• **TASK OBJECTIVE**:
Scan the entries below and return each line that contains "false".

• **INFORMATION GIVEN**:
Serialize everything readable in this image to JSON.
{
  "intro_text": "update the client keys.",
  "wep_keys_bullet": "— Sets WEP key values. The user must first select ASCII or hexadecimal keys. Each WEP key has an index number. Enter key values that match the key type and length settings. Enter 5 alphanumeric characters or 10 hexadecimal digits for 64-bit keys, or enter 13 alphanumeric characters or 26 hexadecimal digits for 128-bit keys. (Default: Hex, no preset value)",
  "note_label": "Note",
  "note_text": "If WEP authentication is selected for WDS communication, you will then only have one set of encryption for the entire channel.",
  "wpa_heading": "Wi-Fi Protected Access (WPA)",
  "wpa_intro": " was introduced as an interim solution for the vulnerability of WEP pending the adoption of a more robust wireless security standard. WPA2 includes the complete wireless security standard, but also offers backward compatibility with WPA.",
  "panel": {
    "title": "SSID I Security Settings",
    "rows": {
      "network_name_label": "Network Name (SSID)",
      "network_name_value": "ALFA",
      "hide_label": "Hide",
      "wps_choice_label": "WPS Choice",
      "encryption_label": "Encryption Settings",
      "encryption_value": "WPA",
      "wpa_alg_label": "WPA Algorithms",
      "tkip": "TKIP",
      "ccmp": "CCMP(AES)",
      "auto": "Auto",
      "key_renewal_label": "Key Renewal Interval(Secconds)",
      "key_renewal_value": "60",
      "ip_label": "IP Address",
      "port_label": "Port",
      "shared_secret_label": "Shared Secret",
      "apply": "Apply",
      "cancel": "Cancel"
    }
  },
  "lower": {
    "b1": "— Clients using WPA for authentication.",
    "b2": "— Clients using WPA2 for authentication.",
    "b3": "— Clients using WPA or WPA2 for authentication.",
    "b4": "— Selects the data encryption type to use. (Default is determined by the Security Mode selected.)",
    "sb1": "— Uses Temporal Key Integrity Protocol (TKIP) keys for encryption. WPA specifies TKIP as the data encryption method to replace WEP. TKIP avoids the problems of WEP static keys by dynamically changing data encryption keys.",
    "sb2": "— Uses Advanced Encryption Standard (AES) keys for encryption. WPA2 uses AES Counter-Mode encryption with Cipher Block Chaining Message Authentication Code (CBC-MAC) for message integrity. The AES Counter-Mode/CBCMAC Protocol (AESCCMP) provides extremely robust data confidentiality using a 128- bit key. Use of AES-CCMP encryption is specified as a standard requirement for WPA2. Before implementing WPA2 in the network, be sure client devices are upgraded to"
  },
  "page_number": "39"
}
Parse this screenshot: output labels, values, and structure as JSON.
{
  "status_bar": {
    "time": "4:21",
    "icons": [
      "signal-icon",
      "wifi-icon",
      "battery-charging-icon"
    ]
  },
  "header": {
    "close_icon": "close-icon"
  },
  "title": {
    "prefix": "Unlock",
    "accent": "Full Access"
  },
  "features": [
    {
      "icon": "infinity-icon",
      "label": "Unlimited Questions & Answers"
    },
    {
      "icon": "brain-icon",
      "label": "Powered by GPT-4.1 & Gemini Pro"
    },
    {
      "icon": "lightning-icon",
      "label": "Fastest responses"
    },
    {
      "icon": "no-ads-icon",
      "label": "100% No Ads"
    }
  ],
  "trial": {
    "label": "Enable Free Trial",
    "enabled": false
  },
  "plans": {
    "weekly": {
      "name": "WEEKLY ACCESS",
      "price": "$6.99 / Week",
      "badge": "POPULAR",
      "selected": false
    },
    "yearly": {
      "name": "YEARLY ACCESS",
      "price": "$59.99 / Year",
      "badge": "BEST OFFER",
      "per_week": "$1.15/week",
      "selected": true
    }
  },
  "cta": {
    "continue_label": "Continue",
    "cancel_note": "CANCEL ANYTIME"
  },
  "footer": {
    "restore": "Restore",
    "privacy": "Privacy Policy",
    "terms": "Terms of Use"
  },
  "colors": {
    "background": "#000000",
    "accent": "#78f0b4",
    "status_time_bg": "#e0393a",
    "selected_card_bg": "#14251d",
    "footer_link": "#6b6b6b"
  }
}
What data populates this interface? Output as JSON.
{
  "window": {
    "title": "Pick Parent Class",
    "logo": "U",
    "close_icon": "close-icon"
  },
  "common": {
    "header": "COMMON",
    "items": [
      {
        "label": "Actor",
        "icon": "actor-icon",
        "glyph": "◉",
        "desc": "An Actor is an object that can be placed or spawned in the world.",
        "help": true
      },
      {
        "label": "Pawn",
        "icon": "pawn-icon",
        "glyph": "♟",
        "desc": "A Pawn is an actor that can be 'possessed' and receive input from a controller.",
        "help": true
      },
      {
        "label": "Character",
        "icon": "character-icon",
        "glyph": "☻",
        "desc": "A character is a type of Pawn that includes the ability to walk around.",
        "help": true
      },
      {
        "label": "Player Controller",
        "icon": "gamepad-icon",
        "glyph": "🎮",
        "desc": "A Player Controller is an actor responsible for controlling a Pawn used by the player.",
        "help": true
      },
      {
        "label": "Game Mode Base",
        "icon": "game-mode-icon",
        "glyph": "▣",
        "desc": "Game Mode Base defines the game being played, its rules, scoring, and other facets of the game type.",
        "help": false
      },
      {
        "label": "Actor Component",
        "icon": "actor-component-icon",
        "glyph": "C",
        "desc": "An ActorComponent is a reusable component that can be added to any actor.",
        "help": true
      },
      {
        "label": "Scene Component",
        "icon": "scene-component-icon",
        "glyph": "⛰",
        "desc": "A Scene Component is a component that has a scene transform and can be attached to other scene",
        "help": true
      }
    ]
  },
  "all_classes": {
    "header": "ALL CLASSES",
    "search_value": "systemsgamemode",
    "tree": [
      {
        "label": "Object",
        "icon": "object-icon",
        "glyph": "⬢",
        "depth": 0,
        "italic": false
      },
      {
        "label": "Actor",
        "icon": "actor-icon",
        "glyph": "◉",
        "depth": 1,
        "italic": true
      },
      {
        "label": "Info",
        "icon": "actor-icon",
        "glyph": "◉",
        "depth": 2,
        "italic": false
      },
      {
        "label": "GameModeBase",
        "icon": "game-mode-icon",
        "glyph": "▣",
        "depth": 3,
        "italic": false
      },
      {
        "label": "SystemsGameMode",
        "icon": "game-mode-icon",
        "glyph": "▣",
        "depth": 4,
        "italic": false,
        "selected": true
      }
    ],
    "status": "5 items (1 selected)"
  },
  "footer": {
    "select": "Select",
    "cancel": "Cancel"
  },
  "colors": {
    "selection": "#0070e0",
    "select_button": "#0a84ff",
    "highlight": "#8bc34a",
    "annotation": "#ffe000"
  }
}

• **TASK SOLUTION**:
    "enabled": false
      "selected": false
        "help": false
        "italic": false
        "italic": false
        "italic": false
        "italic": false,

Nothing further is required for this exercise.